Located in Archives / The RPG Research Project Specific Archives / Project Archives
2008 - RPGR-A00004 Role-playing Games Used as Educational and Therapeutic Tools for Youth and Adults
by Hawke Robinson published Dec 10, 2008 last modified Jan 11, 2016 03:58 PM — filed under: ,
by W.A. Hawkes-Robinson - Original Version 2008-12-10 - Revised 2011-12-06 - Revised for release under Creative Commons: 2012-09-30
Located in Archives / The RPG Research Project Specific Archives / Project Archives
2011 - RPGR-A00005 Analysis of the Report “Alienation and the Game Dungeons and Dragons”
by Hawke Robinson published Apr 03, 2016 last modified Jun 28, 2020 07:28 AM — filed under: , , , , , , ,
This is an analysis of the report "ALIENATION AND THE GAME DUNGEONS AND DRAGONS" by Lisa A. Derenard and Linda Mannik Kline. Psychological Report, 1990, 66, 1219-1222. O Psychological Reports 1990. The Analysis and commentary on the report is written by W.A. Hawkes-Robinson.
Located in Archives / The RPG Research Project Specific Archives / Project Archives
2011 - RPGR-A00005 Analysis of the report ALIENATION AND THE GAME DUNGEONS AND DRAGONS
by Hawke Robinson published May 09, 2011 last modified May 14, 2018 03:57 PM — filed under: , ,
Analysis and commentary by W.A. Hawkes-Robinson - RPG Research Document ID: RPGR-A00005-20120930-D.cc
Located in Archives / The RPG Research Project Specific Archives / Project Archives
2014 - Experiences of Hobby Game Players: Motivations Behind Playing Digital and Non Digital Games | GrogHeads
by admin published Jun 21, 2017 last modified Jun 13, 2018 11:20 PM — filed under: ,
Central to our understanding of why people play digital games (either video or computer games) is to understand the reason people want to “play” a game in the first place. Playing, once reserved for only real-life interactions among people, is now the venue for interacting with digital manifestations of reality; but the question remains, is this digital-based playing different than real-based playing? The purpose of this study was to investigate the patterns of motivation and usage by card, role-playing, computer, and board game players, known in this study as hobby game players. Through an online survey, we measured the reasons people play these games, as well as the milieu in which they play these games are played. What does the game player like in a game? Why does the gamer like this? What motivates continued game play and preferences for types of games? The results indicate that digital game playing shares several underlying motivations with its pre-digital predecessors, but in ways that are still different than tabletop gaming.
Located in Archives / / Additional Reference Material / To Be Sorted
A couple of new polls on RPG.net
by Hawke Robinson published Jun 04, 2012 last modified Aug 14, 2015 11:29 PM — filed under: ,

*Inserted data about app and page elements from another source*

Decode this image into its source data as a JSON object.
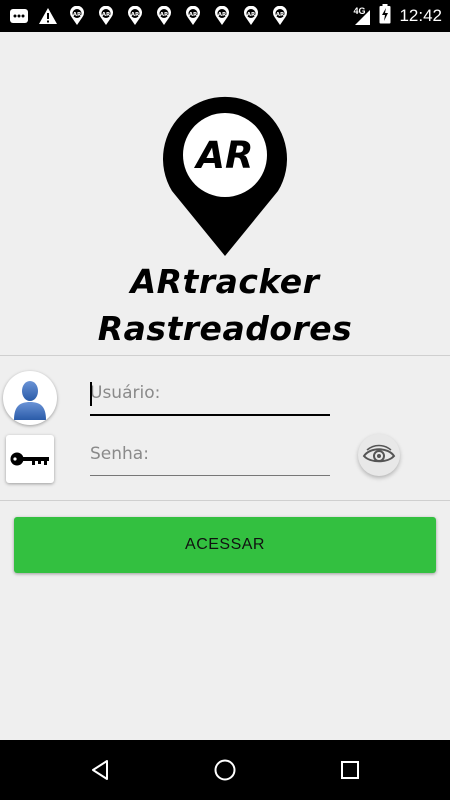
{
  "status_bar": {
    "time": "12:42",
    "network": "4G",
    "notifications": [
      "message-icon",
      "warning-icon",
      "ar-pin-icon",
      "ar-pin-icon",
      "ar-pin-icon",
      "ar-pin-icon",
      "ar-pin-icon",
      "ar-pin-icon",
      "ar-pin-icon",
      "ar-pin-icon"
    ]
  },
  "logo": {
    "mark": "AR",
    "line1": "ARtracker",
    "line2": "Rastreadores"
  },
  "login": {
    "user_placeholder": "Usuário:",
    "password_placeholder": "Senha:",
    "submit_label": "ACESSAR"
  },
  "colors": {
    "accent": "#33c040",
    "background": "#efefef",
    "bars": "#000000"
  }
}
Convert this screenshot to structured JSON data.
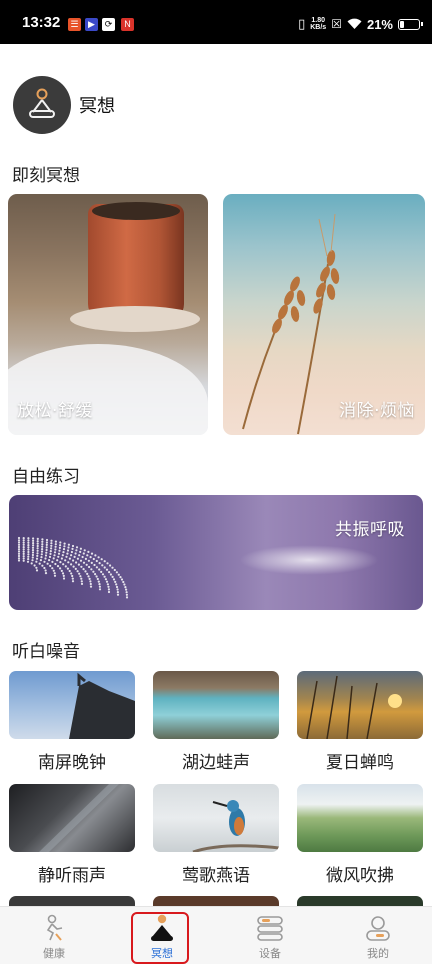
{
  "status_bar": {
    "time": "13:32",
    "network_speed_value": "1.80",
    "network_speed_unit": "KB/s",
    "battery_percent": "21%",
    "battery_level": 0.21
  },
  "header": {
    "title": "冥想"
  },
  "sections": {
    "instant": "即刻冥想",
    "free_practice": "自由练习",
    "white_noise": "听白噪音"
  },
  "instant_cards": [
    {
      "label": "放松·舒缓"
    },
    {
      "label": "消除·烦恼"
    }
  ],
  "practice_card": {
    "label": "共振呼吸"
  },
  "noise_items": [
    {
      "label": "南屏晚钟"
    },
    {
      "label": "湖边蛙声"
    },
    {
      "label": "夏日蝉鸣"
    },
    {
      "label": "静听雨声"
    },
    {
      "label": "莺歌燕语"
    },
    {
      "label": "微风吹拂"
    }
  ],
  "bottom_nav": [
    {
      "label": "健康"
    },
    {
      "label": "冥想"
    },
    {
      "label": "设备"
    },
    {
      "label": "我的"
    }
  ],
  "colors": {
    "accent_blue": "#2a6fd6",
    "highlight_red": "#d8191d",
    "nav_inactive": "#888888"
  }
}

I posted a couple of (unscientific) polls on rpg.net related to the demographics of role-playing gamers. The first one is average income (in estimated annual United States Dollars), the other on current relationship status (married, single, divorced, etc.). This is specific to tabletop role-playing gamers.
Located in Blog
About
by Hawke Robinson published Sep 23, 2015 last modified Sep 23, 2015 11:07 AM
Here is a much longer version of the "About" page for the RPG Research Project.
Located in Archives / The RPG Research Project Specific Archives
About The RPG Research Project Community Website (All on one page).
by admin last modified Aug 14, 2017 09:25 PM — filed under: ,
This community-focused website began with efforts, starting initially around 1985, and advancing since 2004, to identify the effects of role-playing games upon participants. Furthermore research efforts consider the potential uses of RPGs as intervention modalities to achieve educational and therapeutic goals for diverse populations. RPG Research is loose consortium of contributors and completely volunteer-run.
Located in About